STUDY MATERIAL

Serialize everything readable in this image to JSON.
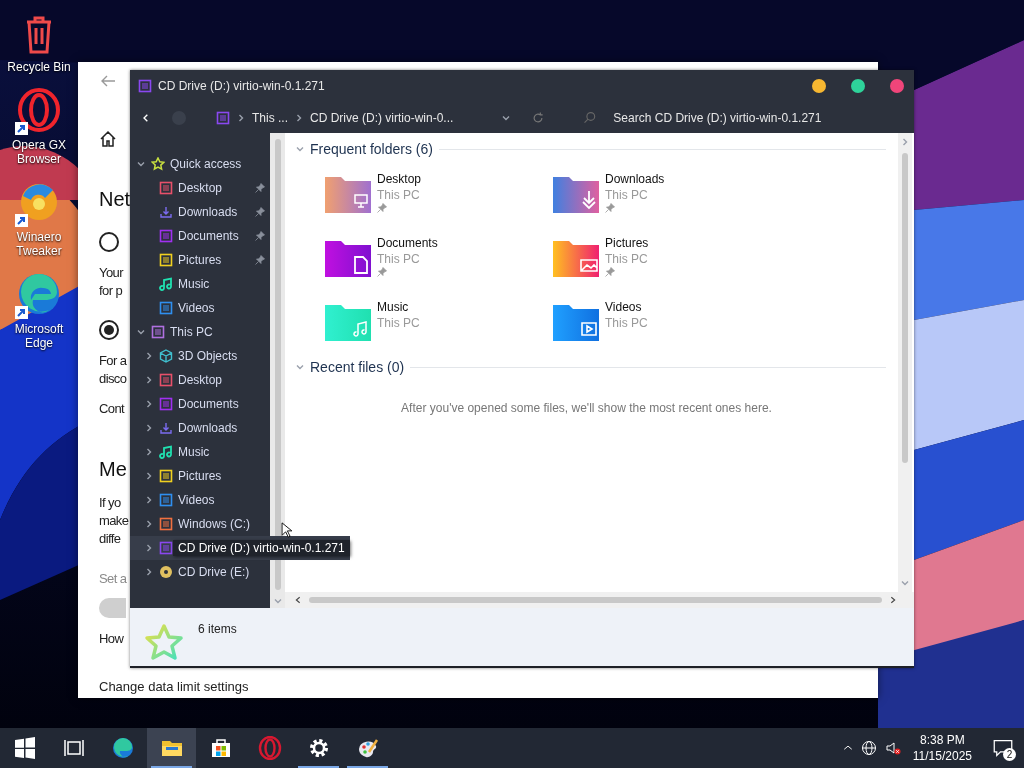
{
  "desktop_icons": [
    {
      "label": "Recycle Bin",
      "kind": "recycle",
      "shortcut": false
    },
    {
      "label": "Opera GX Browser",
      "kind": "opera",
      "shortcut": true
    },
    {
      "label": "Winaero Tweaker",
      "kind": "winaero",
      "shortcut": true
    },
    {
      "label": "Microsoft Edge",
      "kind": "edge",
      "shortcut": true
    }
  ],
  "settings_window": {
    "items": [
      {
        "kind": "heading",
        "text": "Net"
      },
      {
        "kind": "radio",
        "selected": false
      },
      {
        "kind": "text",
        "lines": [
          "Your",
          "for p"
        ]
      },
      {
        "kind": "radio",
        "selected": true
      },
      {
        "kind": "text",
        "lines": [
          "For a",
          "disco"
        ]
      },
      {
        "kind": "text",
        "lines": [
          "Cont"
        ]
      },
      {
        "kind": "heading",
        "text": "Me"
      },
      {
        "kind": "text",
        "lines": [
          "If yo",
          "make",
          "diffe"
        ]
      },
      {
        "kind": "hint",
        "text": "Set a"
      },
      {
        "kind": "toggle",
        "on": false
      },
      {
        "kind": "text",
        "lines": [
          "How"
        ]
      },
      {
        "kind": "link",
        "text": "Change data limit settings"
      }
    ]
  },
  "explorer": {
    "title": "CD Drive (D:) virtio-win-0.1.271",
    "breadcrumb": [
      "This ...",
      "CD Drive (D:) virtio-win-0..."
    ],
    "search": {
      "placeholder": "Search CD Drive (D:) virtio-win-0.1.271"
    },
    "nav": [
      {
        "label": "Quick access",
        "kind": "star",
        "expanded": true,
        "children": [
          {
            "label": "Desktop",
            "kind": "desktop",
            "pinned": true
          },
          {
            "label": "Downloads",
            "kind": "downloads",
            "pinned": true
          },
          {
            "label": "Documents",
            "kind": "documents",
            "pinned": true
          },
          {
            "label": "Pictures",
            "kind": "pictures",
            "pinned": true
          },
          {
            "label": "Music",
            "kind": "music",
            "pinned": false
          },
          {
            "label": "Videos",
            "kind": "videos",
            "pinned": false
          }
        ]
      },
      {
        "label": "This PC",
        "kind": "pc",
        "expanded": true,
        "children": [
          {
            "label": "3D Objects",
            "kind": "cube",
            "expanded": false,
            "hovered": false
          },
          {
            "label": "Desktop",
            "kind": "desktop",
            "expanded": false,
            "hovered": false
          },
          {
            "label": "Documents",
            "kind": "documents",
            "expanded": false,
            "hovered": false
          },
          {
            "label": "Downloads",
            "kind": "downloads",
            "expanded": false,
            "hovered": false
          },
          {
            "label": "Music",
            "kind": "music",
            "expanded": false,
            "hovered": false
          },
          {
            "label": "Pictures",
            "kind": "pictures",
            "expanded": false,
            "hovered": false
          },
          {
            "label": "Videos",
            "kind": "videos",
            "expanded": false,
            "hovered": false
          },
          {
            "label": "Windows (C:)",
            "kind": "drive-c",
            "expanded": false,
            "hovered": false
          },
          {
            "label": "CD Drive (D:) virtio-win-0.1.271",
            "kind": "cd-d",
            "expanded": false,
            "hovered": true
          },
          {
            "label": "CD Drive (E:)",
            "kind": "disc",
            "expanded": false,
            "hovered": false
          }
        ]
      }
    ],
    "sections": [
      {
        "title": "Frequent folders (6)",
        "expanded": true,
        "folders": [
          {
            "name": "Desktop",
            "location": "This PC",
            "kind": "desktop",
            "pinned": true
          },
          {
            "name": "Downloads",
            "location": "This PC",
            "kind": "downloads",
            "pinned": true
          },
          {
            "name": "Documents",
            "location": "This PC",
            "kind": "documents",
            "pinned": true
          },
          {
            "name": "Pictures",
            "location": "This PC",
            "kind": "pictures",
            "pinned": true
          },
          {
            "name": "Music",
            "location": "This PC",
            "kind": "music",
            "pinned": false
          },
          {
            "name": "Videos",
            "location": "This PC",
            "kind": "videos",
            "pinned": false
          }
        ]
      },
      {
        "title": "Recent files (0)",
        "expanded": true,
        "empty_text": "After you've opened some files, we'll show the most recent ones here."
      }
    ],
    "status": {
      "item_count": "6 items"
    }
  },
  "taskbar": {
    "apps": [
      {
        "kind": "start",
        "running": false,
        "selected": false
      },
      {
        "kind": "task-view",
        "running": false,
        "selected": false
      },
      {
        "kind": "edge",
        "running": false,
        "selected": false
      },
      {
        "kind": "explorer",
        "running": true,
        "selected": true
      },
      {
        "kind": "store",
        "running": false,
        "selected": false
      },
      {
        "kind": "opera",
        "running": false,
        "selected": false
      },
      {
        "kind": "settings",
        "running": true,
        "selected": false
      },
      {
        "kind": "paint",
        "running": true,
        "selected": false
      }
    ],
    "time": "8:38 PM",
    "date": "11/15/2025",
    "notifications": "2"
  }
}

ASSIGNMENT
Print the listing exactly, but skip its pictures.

RESPONSE TO THIS EXERCISE
Serialize everything readable in this image to JSON.
{
  "desktop_icons": [
    {
      "label": "Recycle Bin",
      "kind": "recycle",
      "shortcut": false
    },
    {
      "label": "Opera GX Browser",
      "kind": "opera",
      "shortcut": true
    },
    {
      "label": "Winaero Tweaker",
      "kind": "winaero",
      "shortcut": true
    },
    {
      "label": "Microsoft Edge",
      "kind": "edge",
      "shortcut": true
    }
  ],
  "settings_window": {
    "items": [
      {
        "kind": "heading",
        "text": "Net"
      },
      {
        "kind": "radio",
        "selected": false
      },
      {
        "kind": "text",
        "lines": [
          "Your",
          "for p"
        ]
      },
      {
        "kind": "radio",
        "selected": true
      },
      {
        "kind": "text",
        "lines": [
          "For a",
          "disco"
        ]
      },
      {
        "kind": "text",
        "lines": [
          "Cont"
        ]
      },
      {
        "kind": "heading",
        "text": "Me"
      },
      {
        "kind": "text",
        "lines": [
          "If yo",
          "make",
          "diffe"
        ]
      },
      {
        "kind": "hint",
        "text": "Set a"
      },
      {
        "kind": "toggle",
        "on": false
      },
      {
        "kind": "text",
        "lines": [
          "How"
        ]
      },
      {
        "kind": "link",
        "text": "Change data limit settings"
      }
    ]
  },
  "explorer": {
    "title": "CD Drive (D:) virtio-win-0.1.271",
    "breadcrumb": [
      "This ...",
      "CD Drive (D:) virtio-win-0..."
    ],
    "search": {
      "placeholder": "Search CD Drive (D:) virtio-win-0.1.271"
    },
    "nav": [
      {
        "label": "Quick access",
        "kind": "star",
        "expanded": true,
        "children": [
          {
            "label": "Desktop",
            "kind": "desktop",
            "pinned": true
          },
          {
            "label": "Downloads",
            "kind": "downloads",
            "pinned": true
          },
          {
            "label": "Documents",
            "kind": "documents",
            "pinned": true
          },
          {
            "label": "Pictures",
            "kind": "pictures",
            "pinned": true
          },
          {
            "label": "Music",
            "kind": "music",
            "pinned": false
          },
          {
            "label": "Videos",
            "kind": "videos",
            "pinned": false
          }
        ]
      },
      {
        "label": "This PC",
        "kind": "pc",
        "expanded": true,
        "children": [
          {
            "label": "3D Objects",
            "kind": "cube",
            "expanded": false,
            "hovered": false
          },
          {
            "label": "Desktop",
            "kind": "desktop",
            "expanded": false,
            "hovered": false
          },
          {
            "label": "Documents",
            "kind": "documents",
            "expanded": false,
            "hovered": false
          },
          {
            "label": "Downloads",
            "kind": "downloads",
            "expanded": false,
            "hovered": false
          },
          {
            "label": "Music",
            "kind": "music",
            "expanded": false,
            "hovered": false
          },
          {
            "label": "Pictures",
            "kind": "pictures",
            "expanded": false,
            "hovered": false
          },
          {
            "label": "Videos",
            "kind": "videos",
            "expanded": false,
            "hovered": false
          },
          {
            "label": "Windows (C:)",
            "kind": "drive-c",
            "expanded": false,
            "hovered": false
          },
          {
            "label": "CD Drive (D:) virtio-win-0.1.271",
            "kind": "cd-d",
            "expanded": false,
            "hovered": true
          },
          {
            "label": "CD Drive (E:)",
            "kind": "disc",
            "expanded": false,
            "hovered": false
          }
        ]
      }
    ],
    "sections": [
      {
        "title": "Frequent folders (6)",
        "expanded": true,
        "folders": [
          {
            "name": "Desktop",
            "location": "This PC",
            "kind": "desktop",
            "pinned": true
          },
          {
            "name": "Downloads",
            "location": "This PC",
            "kind": "downloads",
            "pinned": true
          },
          {
            "name": "Documents",
            "location": "This PC",
            "kind": "documents",
            "pinned": true
          },
          {
            "name": "Pictures",
            "location": "This PC",
            "kind": "pictures",
            "pinned": true
          },
          {
            "name": "Music",
            "location": "This PC",
            "kind": "music",
            "pinned": false
          },
          {
            "name": "Videos",
            "location": "This PC",
            "kind": "videos",
            "pinned": false
          }
        ]
      },
      {
        "title": "Recent files (0)",
        "expanded": true,
        "empty_text": "After you've opened some files, we'll show the most recent ones here."
      }
    ],
    "status": {
      "item_count": "6 items"
    }
  },
  "taskbar": {
    "apps": [
      {
        "kind": "start",
        "running": false,
        "selected": false
      },
      {
        "kind": "task-view",
        "running": false,
        "selected": false
      },
      {
        "kind": "edge",
        "running": false,
        "selected": false
      },
      {
        "kind": "explorer",
        "running": true,
        "selected": true
      },
      {
        "kind": "store",
        "running": false,
        "selected": false
      },
      {
        "kind": "opera",
        "running": false,
        "selected": false
      },
      {
        "kind": "settings",
        "running": true,
        "selected": false
      },
      {
        "kind": "paint",
        "running": true,
        "selected": false
      }
    ],
    "time": "8:38 PM",
    "date": "11/15/2025",
    "notifications": "2"
  }
}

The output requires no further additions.